• _Problem description_: Pictures do not belong in the copy. Output exactly the lines from the one containing "Parse this screenshot: output" to the end of the listing below.

Raw data START

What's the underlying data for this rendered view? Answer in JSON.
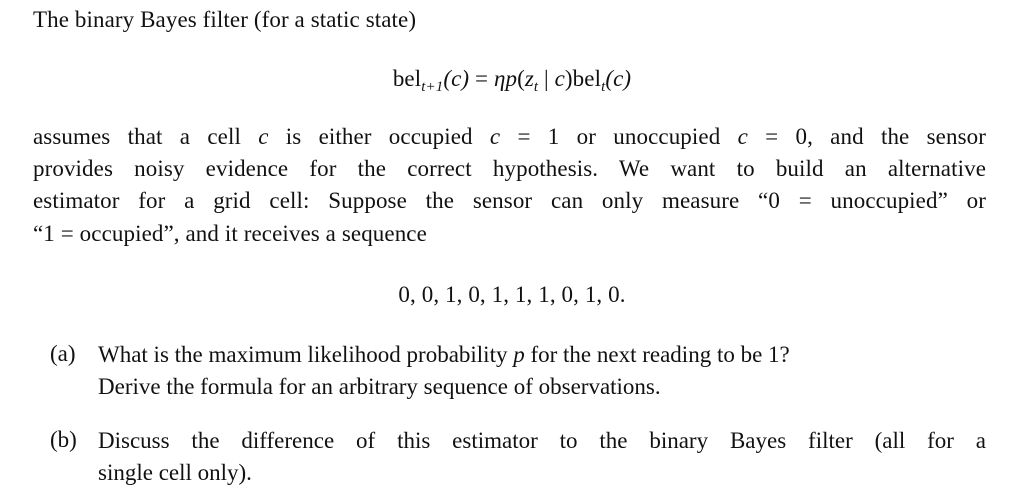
{
  "intro": {
    "heading": "The binary Bayes filter (for a static state)"
  },
  "equation": {
    "lhs_fn": "bel",
    "lhs_sub": "t+1",
    "lhs_arg": "(c)",
    "equals": " = ",
    "eta": "η",
    "p": "p",
    "open": "(",
    "z": "z",
    "z_sub": "t",
    "given": " | ",
    "c": "c",
    "close": ")",
    "rhs_fn": "bel",
    "rhs_sub": "t",
    "rhs_arg": "(c)"
  },
  "paragraph": {
    "line1_a": "assumes that a cell ",
    "line1_c1": "c",
    "line1_b": " is either occupied ",
    "line1_c2": "c",
    "line1_c": " = 1 or unoccupied ",
    "line1_c3": "c",
    "line1_d": " = 0, and the sensor",
    "line2": "provides noisy evidence for the correct hypothesis. We want to build an alternative",
    "line3": "estimator for a grid cell: Suppose the sensor can only measure “0 = unoccupied” or",
    "line4": "“1 = occupied”, and it receives a sequence"
  },
  "sequence": {
    "text": "0, 0, 1, 0, 1, 1, 1, 0, 1, 0.",
    "values": [
      0,
      0,
      1,
      0,
      1,
      1,
      1,
      0,
      1,
      0
    ]
  },
  "questions": [
    {
      "label": "(a)",
      "line1_a": "What is the maximum likelihood probability ",
      "line1_var": "p",
      "line1_b": " for the next reading to be 1?",
      "line2": "Derive the formula for an arbitrary sequence of observations."
    },
    {
      "label": "(b)",
      "line1": "Discuss the difference of this estimator to the binary Bayes filter (all for a",
      "line2": "single cell only)."
    }
  ]
}
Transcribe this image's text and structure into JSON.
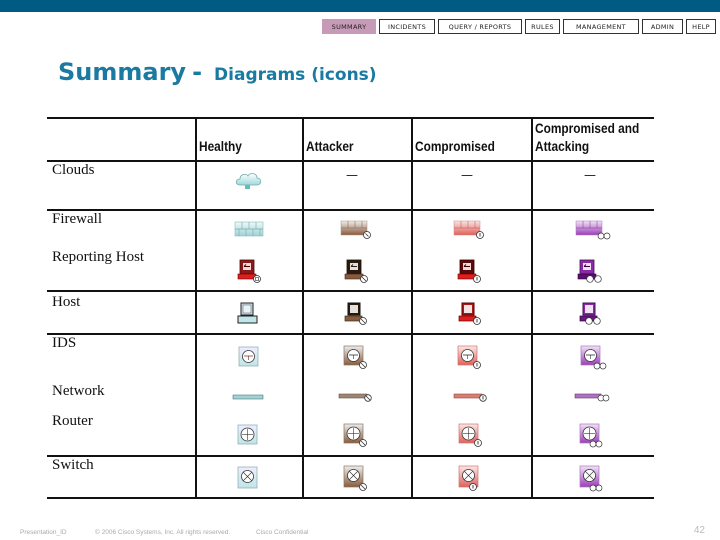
{
  "header": {
    "nav_tabs": [
      {
        "label": "SUMMARY",
        "active": true
      },
      {
        "label": "INCIDENTS",
        "active": false
      },
      {
        "label": "QUERY / REPORTS",
        "active": false
      },
      {
        "label": "RULES",
        "active": false
      },
      {
        "label": "MANAGEMENT",
        "active": false
      },
      {
        "label": "ADMIN",
        "active": false
      },
      {
        "label": "HELP",
        "active": false
      }
    ],
    "bar_color": "#005a82",
    "active_tab_color": "#c79bb8"
  },
  "title": {
    "main": "Summary",
    "separator": "-",
    "sub": "Diagrams  (icons)",
    "color": "#1a7aa1"
  },
  "table": {
    "columns": [
      "Healthy",
      "Attacker",
      "Compromised",
      "Compromised and",
      "Attacking"
    ],
    "column_headers": [
      {
        "line1": "",
        "line2": "Healthy"
      },
      {
        "line1": "",
        "line2": "Attacker"
      },
      {
        "line1": "",
        "line2": "Compromised"
      },
      {
        "line1": "Compromised and",
        "line2": "Attacking"
      }
    ],
    "state_colors": {
      "healthy": "#bfe3e4",
      "attacker": "#8a5a3c",
      "compromised": "#e0463a",
      "compromised_attacking": "#9b3fb8"
    },
    "rows": [
      {
        "label": "Clouds",
        "icon": "cloud-icon",
        "cells": [
          "cloud",
          "—",
          "—",
          "—"
        ]
      },
      {
        "label": "Firewall",
        "icon": "firewall-icon",
        "cells": [
          "firewall",
          "firewall",
          "firewall",
          "firewall"
        ]
      },
      {
        "label": "Reporting Host",
        "icon": "reporting-host-icon",
        "cells": [
          "reporting-host",
          "reporting-host",
          "reporting-host",
          "reporting-host"
        ]
      },
      {
        "label": "Host",
        "icon": "host-icon",
        "cells": [
          "host",
          "host",
          "host",
          "host"
        ]
      },
      {
        "label": "IDS",
        "icon": "ids-icon",
        "cells": [
          "ids",
          "ids",
          "ids",
          "ids"
        ]
      },
      {
        "label": "Network",
        "icon": "network-icon",
        "cells": [
          "network",
          "network",
          "network",
          "network"
        ]
      },
      {
        "label": "Router",
        "icon": "router-icon",
        "cells": [
          "router",
          "router",
          "router",
          "router"
        ]
      },
      {
        "label": "Switch",
        "icon": "switch-icon",
        "cells": [
          "switch",
          "switch",
          "switch",
          "switch"
        ]
      }
    ],
    "empty_mark": "—"
  },
  "footer": {
    "presentation_id": "Presentation_ID",
    "copyright": "© 2006 Cisco Systems, Inc. All rights reserved.",
    "confidential": "Cisco Confidential",
    "page_number": "42"
  }
}
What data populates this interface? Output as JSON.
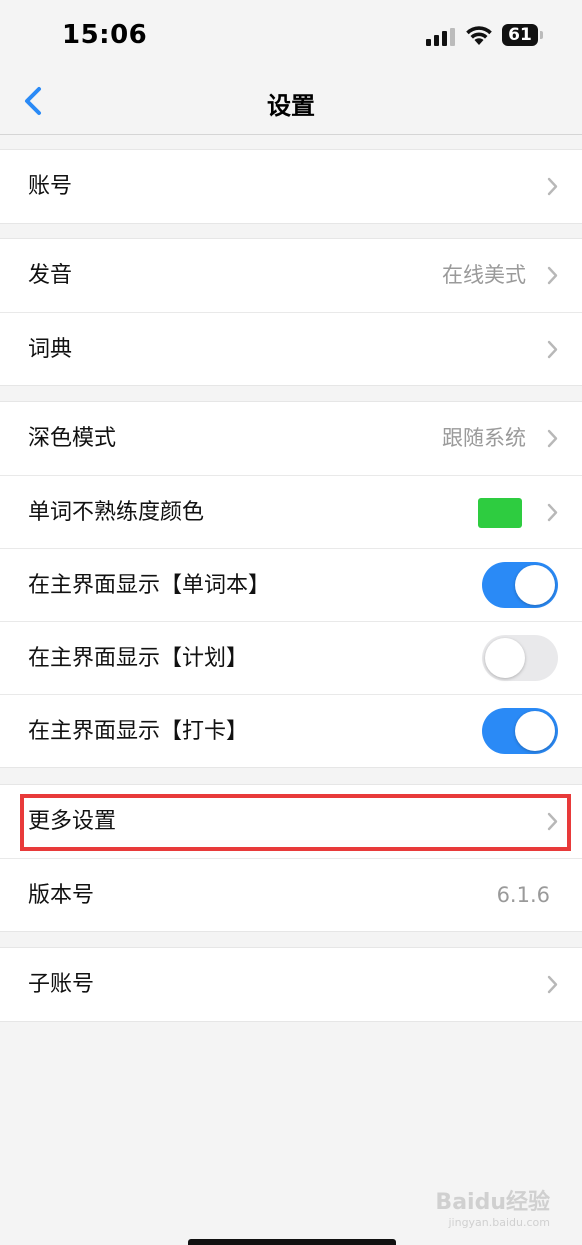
{
  "status_bar": {
    "time": "15:06",
    "battery": "61"
  },
  "nav": {
    "title": "设置"
  },
  "groups": [
    {
      "rows": [
        {
          "label": "账号"
        }
      ]
    },
    {
      "rows": [
        {
          "label": "发音",
          "value": "在线美式"
        },
        {
          "label": "词典"
        }
      ]
    },
    {
      "rows": [
        {
          "label": "深色模式",
          "value": "跟随系统"
        },
        {
          "label": "单词不熟练度颜色",
          "swatch_color": "#2ecc40"
        },
        {
          "label": "在主界面显示【单词本】",
          "toggle": true
        },
        {
          "label": "在主界面显示【计划】",
          "toggle": false
        },
        {
          "label": "在主界面显示【打卡】",
          "toggle": true
        }
      ]
    },
    {
      "rows": [
        {
          "label": "更多设置"
        },
        {
          "label": "版本号",
          "value": "6.1.6"
        }
      ]
    },
    {
      "rows": [
        {
          "label": "子账号"
        }
      ]
    }
  ],
  "colors": {
    "accent": "#2a8af6",
    "highlight": "#e83a3a"
  },
  "watermark": {
    "text": "Baidu经验",
    "sub": "jingyan.baidu.com"
  }
}
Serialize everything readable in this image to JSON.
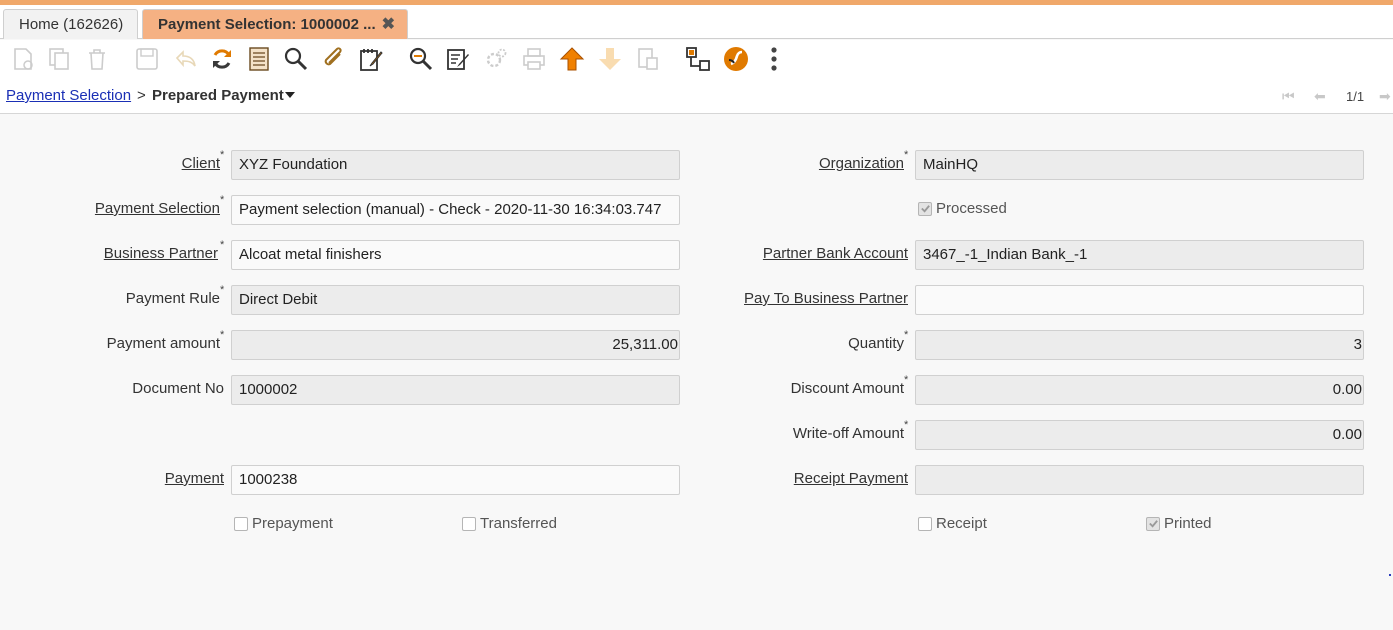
{
  "tabs": {
    "home": "Home (162626)",
    "active": "Payment Selection: 1000002 ...",
    "close_symbol": "✖"
  },
  "toolbar": {
    "icons": [
      "new-icon",
      "copy-icon",
      "delete-icon",
      "save-icon",
      "undo-icon",
      "refresh-icon",
      "grid-toggle-icon",
      "find-icon",
      "attachment-icon",
      "notes-icon",
      "zoom-across-icon",
      "edit-icon",
      "process-icon",
      "print-icon",
      "parent-record-icon",
      "detail-record-icon",
      "archive-icon",
      "workflow-icon",
      "report-icon",
      "more-icon"
    ],
    "accent_color": "#f08000"
  },
  "breadcrumb": {
    "link": "Payment Selection",
    "separator": ">",
    "current": "Prepared Payment",
    "record_count": "1/1"
  },
  "form": {
    "client": {
      "label": "Client",
      "value": "XYZ Foundation"
    },
    "organization": {
      "label": "Organization",
      "value": "MainHQ"
    },
    "payment_selection": {
      "label": "Payment Selection",
      "value": "Payment selection (manual) - Check - 2020-11-30 16:34:03.747"
    },
    "processed": {
      "label": "Processed",
      "checked": true
    },
    "business_partner": {
      "label": "Business Partner ",
      "value": "Alcoat metal finishers"
    },
    "partner_bank_account": {
      "label": "Partner Bank Account",
      "value": "3467_-1_Indian Bank_-1"
    },
    "payment_rule": {
      "label": "Payment Rule",
      "value": "Direct Debit"
    },
    "pay_to_bp": {
      "label": "Pay To Business Partner",
      "value": ""
    },
    "payment_amount": {
      "label": "Payment amount",
      "value": "25,311.00"
    },
    "quantity": {
      "label": "Quantity",
      "value": "3"
    },
    "document_no": {
      "label": "Document No",
      "value": "1000002"
    },
    "discount_amount": {
      "label": "Discount Amount",
      "value": "0.00"
    },
    "writeoff_amount": {
      "label": "Write-off Amount",
      "value": "0.00"
    },
    "payment": {
      "label": "Payment",
      "value": "1000238"
    },
    "receipt_payment": {
      "label": "Receipt Payment",
      "value": ""
    },
    "prepayment": {
      "label": "Prepayment",
      "checked": false
    },
    "transferred": {
      "label": "Transferred",
      "checked": false
    },
    "receipt": {
      "label": "Receipt",
      "checked": false
    },
    "printed": {
      "label": "Printed",
      "checked": true
    }
  },
  "required_marker": "*",
  "nav": {
    "first": "⏮",
    "prev": "⬅",
    "next": "➡"
  }
}
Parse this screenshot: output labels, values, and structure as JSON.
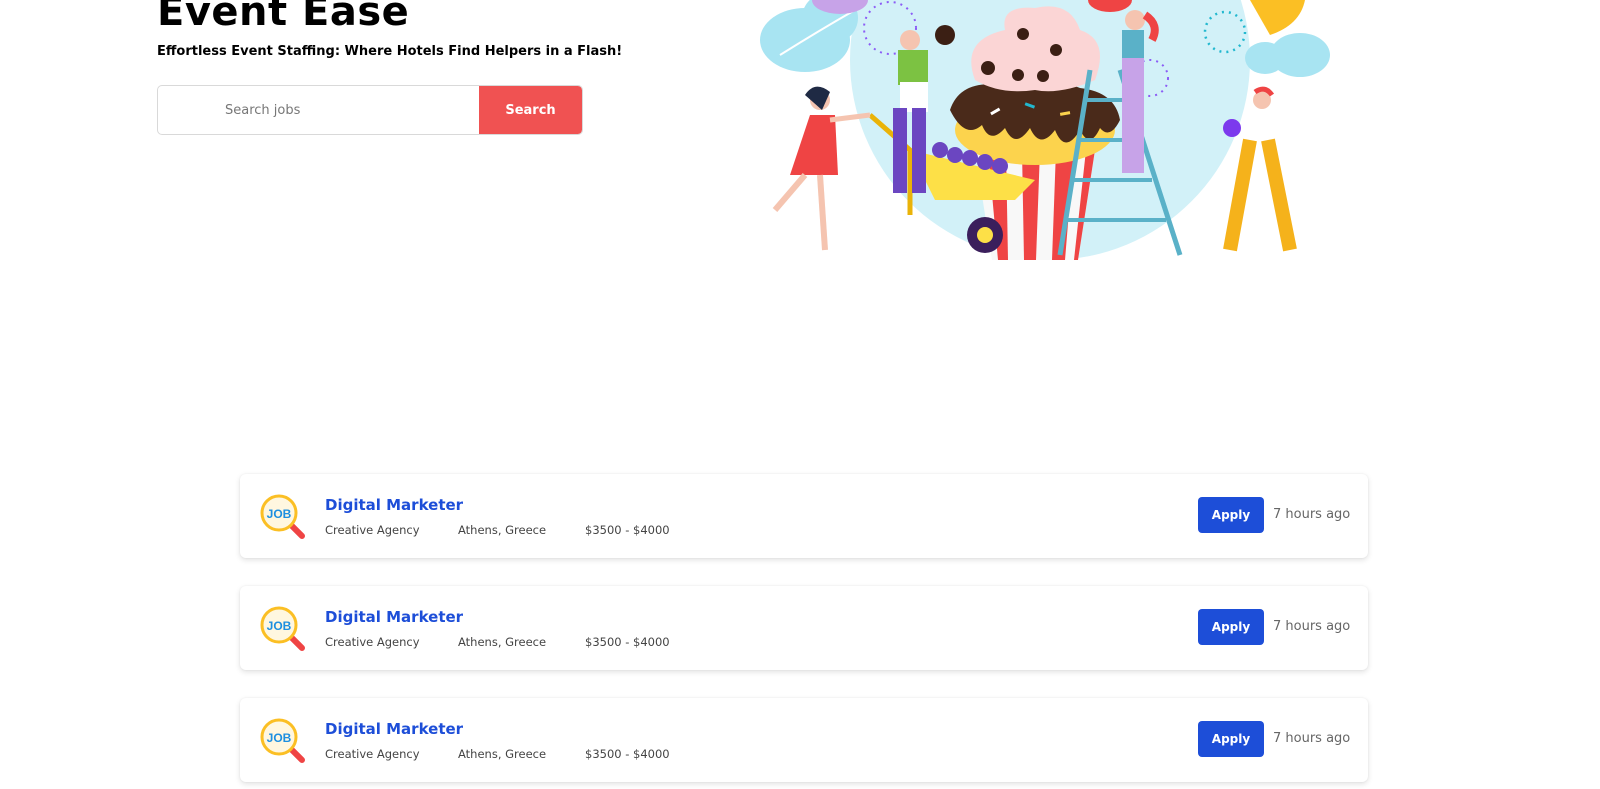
{
  "hero": {
    "title": "Event Ease",
    "subtitle": "Effortless Event Staffing: Where Hotels Find Helpers in a Flash!",
    "search_placeholder": "Search jobs",
    "search_button": "Search"
  },
  "colors": {
    "accent": "#f05252",
    "primary": "#1d4ed8"
  },
  "jobs": [
    {
      "logo": "job-search-icon",
      "title": "Digital Marketer",
      "company": "Creative Agency",
      "location": "Athens, Greece",
      "salary": "$3500 - $4000",
      "apply_label": "Apply",
      "posted": "7 hours ago"
    },
    {
      "logo": "job-search-icon",
      "title": "Digital Marketer",
      "company": "Creative Agency",
      "location": "Athens, Greece",
      "salary": "$3500 - $4000",
      "apply_label": "Apply",
      "posted": "7 hours ago"
    },
    {
      "logo": "job-search-icon",
      "title": "Digital Marketer",
      "company": "Creative Agency",
      "location": "Athens, Greece",
      "salary": "$3500 - $4000",
      "apply_label": "Apply",
      "posted": "7 hours ago"
    }
  ]
}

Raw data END

• _Written answer_:
Parse this screenshot: output labels, values, and structure as JSON.
{
  "hero": {
    "title": "Event Ease",
    "subtitle": "Effortless Event Staffing: Where Hotels Find Helpers in a Flash!",
    "search_placeholder": "Search jobs",
    "search_button": "Search"
  },
  "colors": {
    "accent": "#f05252",
    "primary": "#1d4ed8"
  },
  "jobs": [
    {
      "logo": "job-search-icon",
      "title": "Digital Marketer",
      "company": "Creative Agency",
      "location": "Athens, Greece",
      "salary": "$3500 - $4000",
      "apply_label": "Apply",
      "posted": "7 hours ago"
    },
    {
      "logo": "job-search-icon",
      "title": "Digital Marketer",
      "company": "Creative Agency",
      "location": "Athens, Greece",
      "salary": "$3500 - $4000",
      "apply_label": "Apply",
      "posted": "7 hours ago"
    },
    {
      "logo": "job-search-icon",
      "title": "Digital Marketer",
      "company": "Creative Agency",
      "location": "Athens, Greece",
      "salary": "$3500 - $4000",
      "apply_label": "Apply",
      "posted": "7 hours ago"
    }
  ]
}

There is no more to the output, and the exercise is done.